The overarching question imparting urgency to this exploration is: Can U.S.-Russian contention in cyberspace cause the two nuclear superpowers to stumble into war? In considering this question we were constantly reminded of recent comments by a prominent U.S. arms control expert: At least as dangerous as the risk of an actual cyberattack, he observed, is cyber operations’ “blurring of the line between peace and war.” Or, as Nye wrote, “in the cyber realm, the difference between a weapon and a non-weapon may come down to a single line of code, or simply the intent of a computer program’s user.”
With Russia's territorial ambitions playing out to Europe's North and East, a volatile belt of countries just to Europe's South, and difficult internal negotiations with members at the heart of NATO, 2016 will be challenging year for the North Atlantic Alliance, as it tries to give itself a realistic future-oriented strategic concept at the Warsaw Summit in July 2016. In addition, the European Union has committed itself to launching its first integrated European Security Strategy since 2003 this year. Finally, key European countries such as Germany and the UK are in the process of revising their defense strategies with the publication of respective white papers. Does this mean Europe is poised to shoulder more of the security burden in the transatlantic community?

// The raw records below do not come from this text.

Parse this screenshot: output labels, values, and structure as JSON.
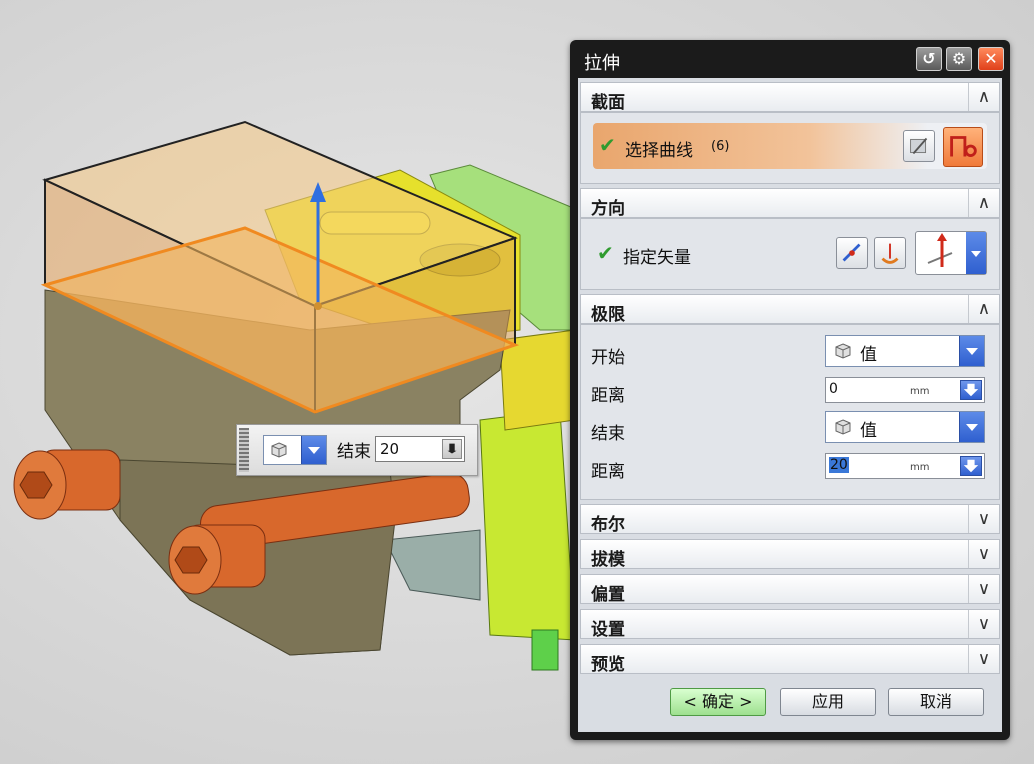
{
  "dialog": {
    "title": "拉伸",
    "titlebar_buttons": {
      "reset": "↺",
      "settings": "⚙",
      "close": "✕"
    },
    "sections": {
      "section": {
        "label": "截面",
        "select_curve": "选择曲线",
        "count": "(6)"
      },
      "direction": {
        "label": "方向",
        "specify_vector": "指定矢量"
      },
      "limits": {
        "label": "极限",
        "start_label": "开始",
        "start_value": "值",
        "start_distance_label": "距离",
        "start_distance": "0",
        "end_label": "结束",
        "end_value": "值",
        "end_distance_label": "距离",
        "end_distance": "20",
        "unit": "mm"
      },
      "boolean": {
        "label": "布尔"
      },
      "draft": {
        "label": "拔模"
      },
      "offset": {
        "label": "偏置"
      },
      "settings": {
        "label": "设置"
      },
      "preview": {
        "label": "预览"
      }
    },
    "buttons": {
      "ok": "< 确定 >",
      "apply": "应用",
      "cancel": "取消"
    }
  },
  "floating_bar": {
    "end_label": "结束",
    "end_value": "20"
  },
  "colors": {
    "accent_blue": "#2f5fcf",
    "selected_orange": "#f07a3a",
    "check_green": "#2f9b2f",
    "extrude_preview": "#f0b060",
    "model_body": "#8a8060",
    "yellow_part": "#e8e030",
    "green_part": "#9ee07a",
    "bolt_orange": "#d8682c"
  }
}
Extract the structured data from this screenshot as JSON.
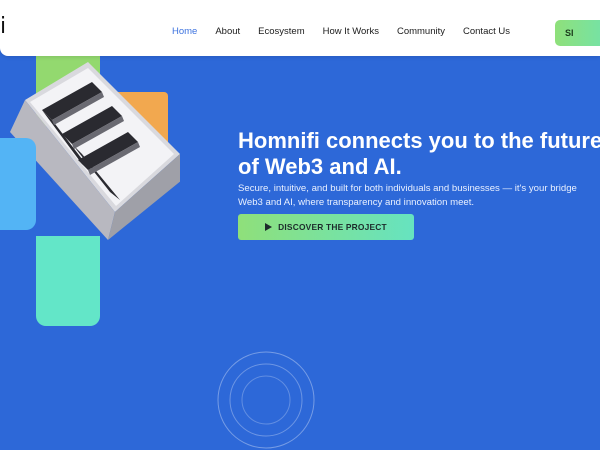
{
  "header": {
    "logo_fragment": "i",
    "nav": [
      {
        "label": "Home",
        "active": true
      },
      {
        "label": "About",
        "active": false
      },
      {
        "label": "Ecosystem",
        "active": false
      },
      {
        "label": "How It Works",
        "active": false
      },
      {
        "label": "Community",
        "active": false
      },
      {
        "label": "Contact Us",
        "active": false
      }
    ],
    "cta_label": "SI",
    "nav_active_color": "#3d73df"
  },
  "hero": {
    "title_line1": "Homnifi connects you to the future",
    "title_line2": "of Web3 and AI.",
    "subtitle_line1": "Secure, intuitive, and built for both individuals and businesses — it's your bridge",
    "subtitle_line2": "Web3 and AI, where transparency and innovation meet.",
    "button_label": "DISCOVER THE PROJECT",
    "button_icon": "play-icon"
  },
  "colors": {
    "background": "#2d68d8",
    "accent_green": "#8fe07a",
    "accent_teal": "#66e3c0",
    "accent_orange": "#f2a84f",
    "accent_lightblue": "#53b4f5"
  }
}
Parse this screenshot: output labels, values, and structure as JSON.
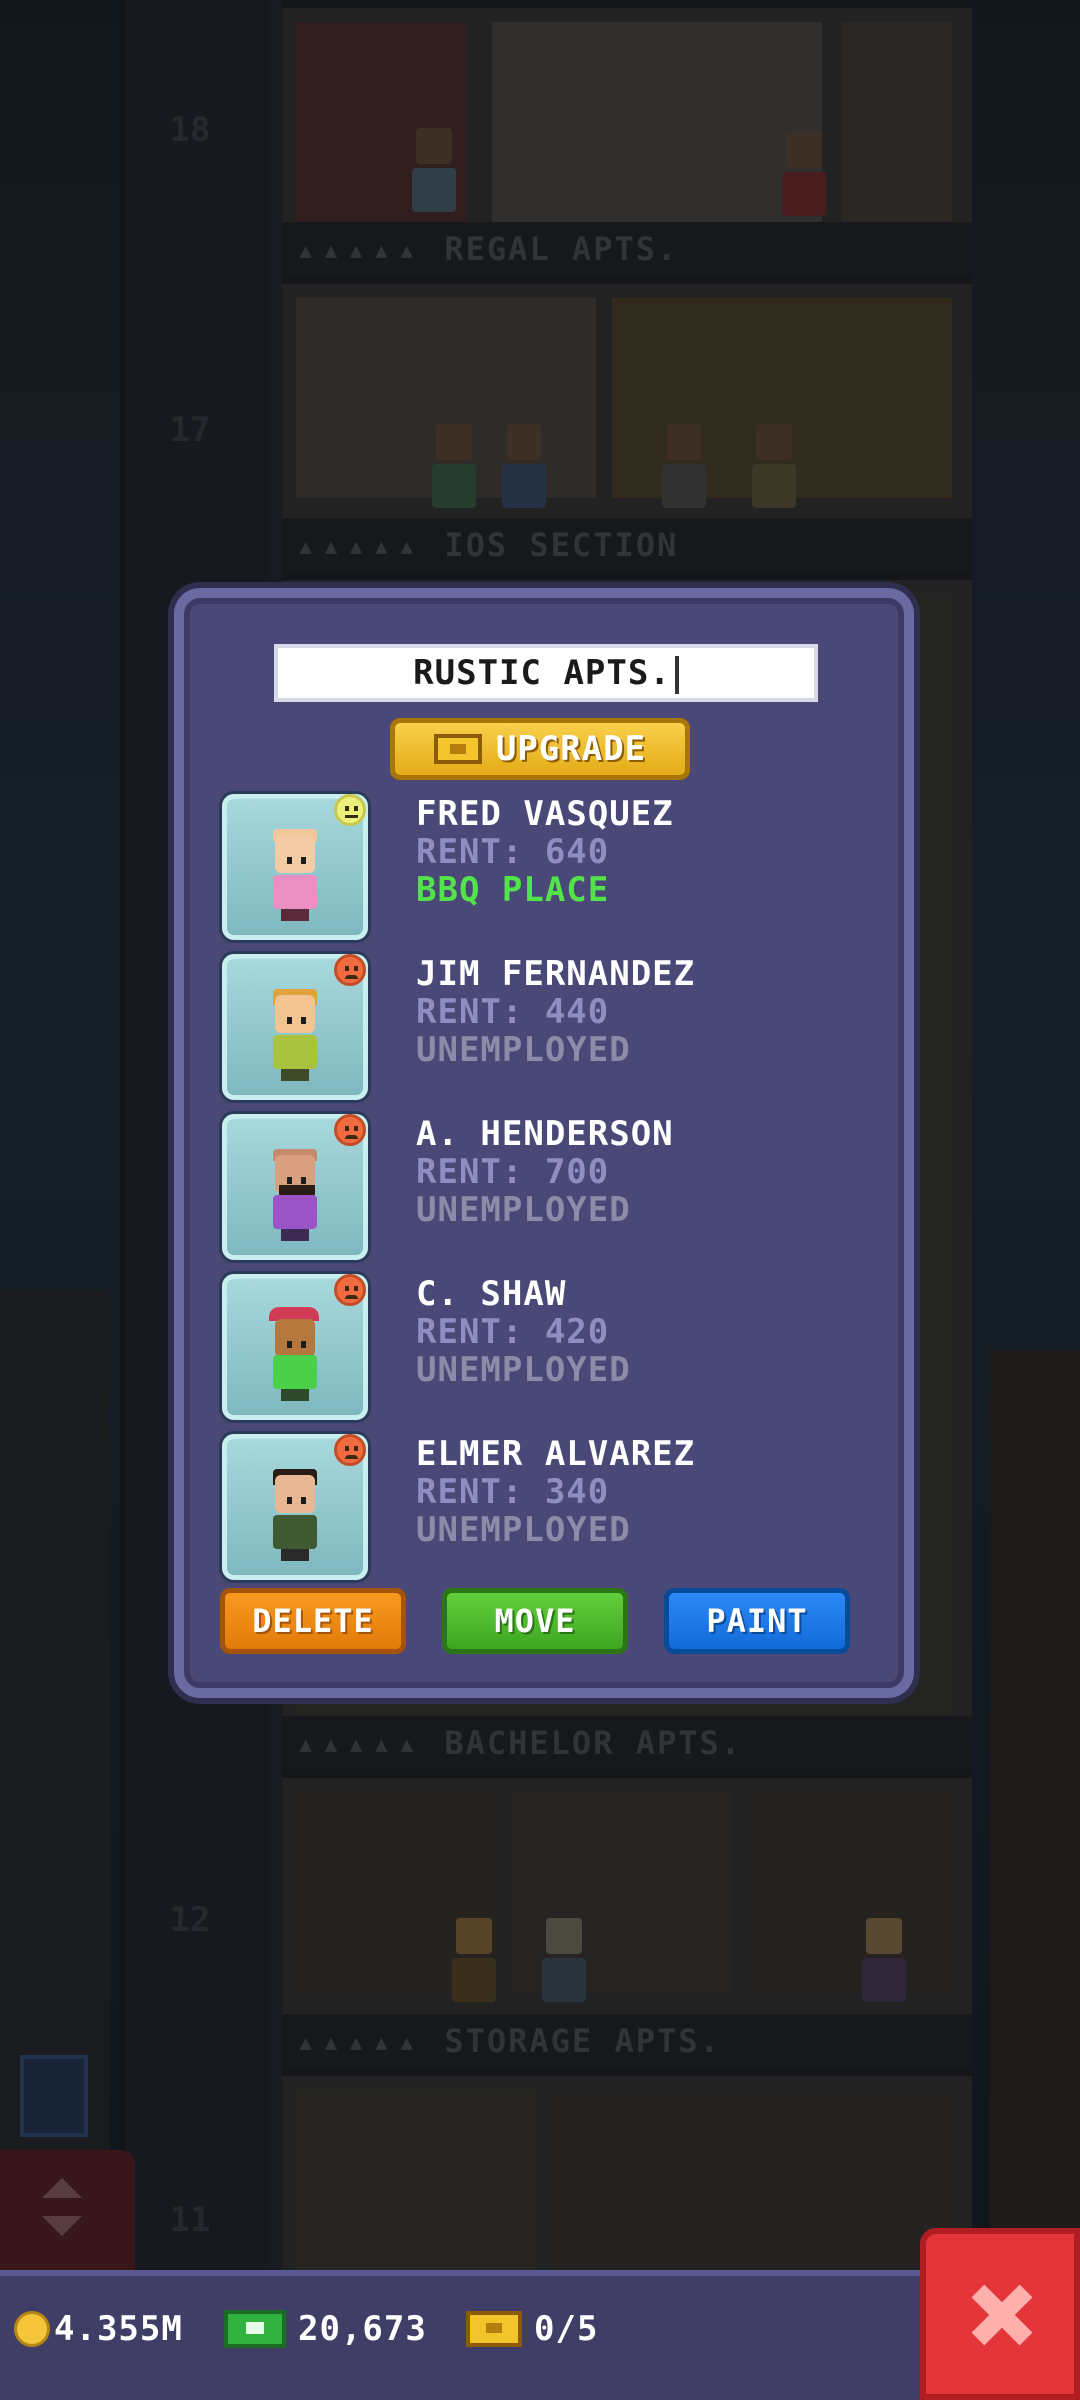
{
  "background": {
    "floors": [
      {
        "number": "18",
        "label": "REGAL APTS."
      },
      {
        "number": "17",
        "label": "IOS SECTION"
      },
      {
        "number": "",
        "label": "BACHELOR APTS."
      },
      {
        "number": "12",
        "label": "STORAGE APTS."
      },
      {
        "number": "11",
        "label": ""
      }
    ],
    "label_dots": "▴▴▴▴▴"
  },
  "dialog": {
    "name_value": "RUSTIC APTS.",
    "upgrade_label": "UPGRADE",
    "upgrade_icon": "bux-icon",
    "tenants": [
      {
        "name": "FRED VASQUEZ",
        "rent": "RENT: 640",
        "job": "BBQ PLACE",
        "mood": "neutral",
        "employed": true
      },
      {
        "name": "JIM FERNANDEZ",
        "rent": "RENT: 440",
        "job": "UNEMPLOYED",
        "mood": "sad",
        "employed": false
      },
      {
        "name": "A. HENDERSON",
        "rent": "RENT: 700",
        "job": "UNEMPLOYED",
        "mood": "sad",
        "employed": false
      },
      {
        "name": "C. SHAW",
        "rent": "RENT: 420",
        "job": "UNEMPLOYED",
        "mood": "sad",
        "employed": false
      },
      {
        "name": "ELMER ALVAREZ",
        "rent": "RENT: 340",
        "job": "UNEMPLOYED",
        "mood": "sad",
        "employed": false
      }
    ],
    "buttons": {
      "delete": "DELETE",
      "move": "MOVE",
      "paint": "PAINT"
    }
  },
  "status_bar": {
    "coins": "4.355M",
    "cash": "20,673",
    "bux": "0/5"
  },
  "colors": {
    "dialog_bg": "#4a4877",
    "employed_text": "#53e34b",
    "unemployed_text": "#8e8ba8",
    "delete_button": "#f08a14",
    "move_button": "#4fbb2e",
    "paint_button": "#1e7ae6",
    "close_button": "#e3353a"
  }
}
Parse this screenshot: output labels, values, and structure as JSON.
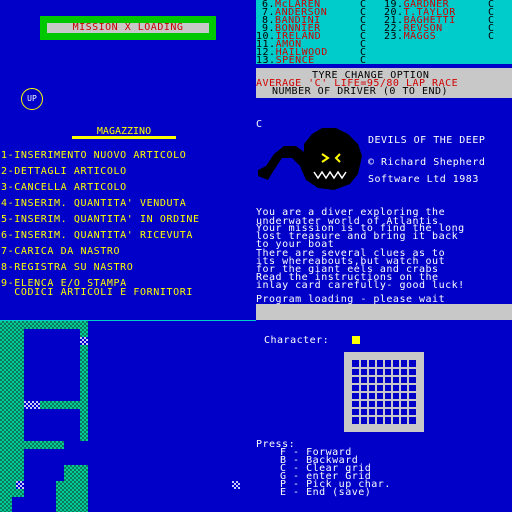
{
  "q1": {
    "mission_title": "MISSION X LOADING",
    "up_label": "UP",
    "menu_title": "MAGAZZINO",
    "menu_items": [
      "1-INSERIMENTO NUOVO ARTICOLO",
      "2-DETTAGLI ARTICOLO",
      "3-CANCELLA ARTICOLO",
      "4-INSERIM. QUANTITA' VENDUTA",
      "5-INSERIM. QUANTITA' IN ORDINE",
      "6-INSERIM. QUANTITA' RICEVUTA",
      "7-CARICA DA NASTRO",
      "8-REGISTRA SU NASTRO",
      "9-ELENCA E/O STAMPA",
      "  CODICI ARTICOLI E FORNITORI"
    ]
  },
  "q2": {
    "drivers_left": [
      {
        "num": "6.",
        "name": "McLAREN",
        "type": "C"
      },
      {
        "num": "7.",
        "name": "ANDERSON",
        "type": "C"
      },
      {
        "num": "8.",
        "name": "BANDINI",
        "type": "C"
      },
      {
        "num": "9.",
        "name": "BONNIER",
        "type": "C"
      },
      {
        "num": "10.",
        "name": "IRELAND",
        "type": "C"
      },
      {
        "num": "11.",
        "name": "AMON",
        "type": "C"
      },
      {
        "num": "12.",
        "name": "HAILWOOD",
        "type": "C"
      },
      {
        "num": "13.",
        "name": "SPENCE",
        "type": "C"
      }
    ],
    "drivers_right": [
      {
        "num": "19.",
        "name": "GARDNER",
        "type": "C"
      },
      {
        "num": "20.",
        "name": "T.TAYLOR",
        "type": "C"
      },
      {
        "num": "21.",
        "name": "BAGHETTI",
        "type": "C"
      },
      {
        "num": "22.",
        "name": "REVSON",
        "type": "C"
      },
      {
        "num": "23.",
        "name": "MAGGS",
        "type": "C"
      }
    ],
    "tyre_title": "TYRE CHANGE OPTION",
    "tyre_average": "AVERAGE 'C' LIFE=95/80 LAP RACE",
    "tyre_prompt": "NUMBER OF DRIVER (0 TO END)",
    "game_letter": "C",
    "game_title": "DEVILS OF THE DEEP",
    "copyright_1": "© Richard Shepherd",
    "copyright_2": "Software Ltd 1983",
    "story": [
      "You are a diver exploring the",
      "underwater world of Atlantis",
      "Your mission is to find the long",
      "lost treasure and bring it back",
      "to your boat",
      "There are several clues as to",
      "its whereabouts,but watch out",
      "for the giant eels and crabs",
      "Read the instructions on the",
      "inlay card carefully- good luck!"
    ],
    "loading_text": "Program loading - please wait"
  },
  "q4": {
    "character_label": "Character:",
    "press_label": "Press:",
    "keys": [
      "F - Forward",
      "B - Backward",
      "C - Clear grid",
      "G - enter Grid",
      "P - Pick up char.",
      "E - End (save)"
    ]
  },
  "colors": {
    "background": "#0000c8",
    "yellow": "#ffff00",
    "cyan": "#00cccc",
    "red": "#d00000",
    "green": "#00c800",
    "grey": "#c8c8c8"
  }
}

Douglas Alexander, newly appointed Senior Fellow with the Future of Diplomacy Project and former UK Shadow Foreign Secretary and Dr. Kori Shake former Director for Defense Strategy and Requirements on the National Security Council and research fellow at Stanford University's Hoover Institution will discuss these challenges in conversation with the Project's Executive Director, Cathryn Cluver.
Dr. Kori Shake,is a research fellow at the Hoover Institution. During the 2008 presidential election, she was senior policy adviser to the McCain-Palin campaign, responsible for policy development and outreach in the areas of foreign and defense policy. From 2007 to 2008 she was the deputy director for policy planning in the state department. In addition to staff management, she worked on resourcing and organizational effectiveness issues, including a study of what it would take to “transform” the state department so as to enable integrated political, economic, and military strategies. During President Bush's first term, she was the director for Defense Strategy and Requirements on the National Security Council. She was responsible for interagency coordination for long-term defense planning and coalition maintenance issues. Projects Schake contributed to include conceptualizing and budgeting for continued transformation of defense practices; the most significant realignment of US military forces and bases around the world since 1950; creating NATO's Allied Command Transformation and the NATO Response Force; and recruiting and retaining coalition partners for operations in Afghanistan and Iraq. She has held the Distinguished Chair of International Security Studies at West Point, and also served in the faculties of the Johns Hopkins School of Advanced International Studies, the University of Maryland’s School of Public Affairs, and the National Defense University.
The Rt. Hon. Douglas Alexander is a Senior Fellow with the Future of Diplomacy Project at the Belfer Center for Science and International Affairs. He was Shadow Foreign Secretary for the Her Majesty’s Official Opposition in the U.K. from 2011-15. Currently, he serves as a Visiting Professor at King's College, London. In November 2015, Douglas was appointed senior advisor to Bono. In this capacity, he will be advising Bono on how best to secure investment to tackle global poverty, particularly in Africa. Alexander previously held numerous senior U.K. Ministerial positions (2001-10), including as Minister for Europe, as Secretary of State for International Development and U.K.'s Governor of the World Bank. In addition, Alexander coordinated the Labour Party’s 2001 general election campaign for then-Prime Minister Tony Blair.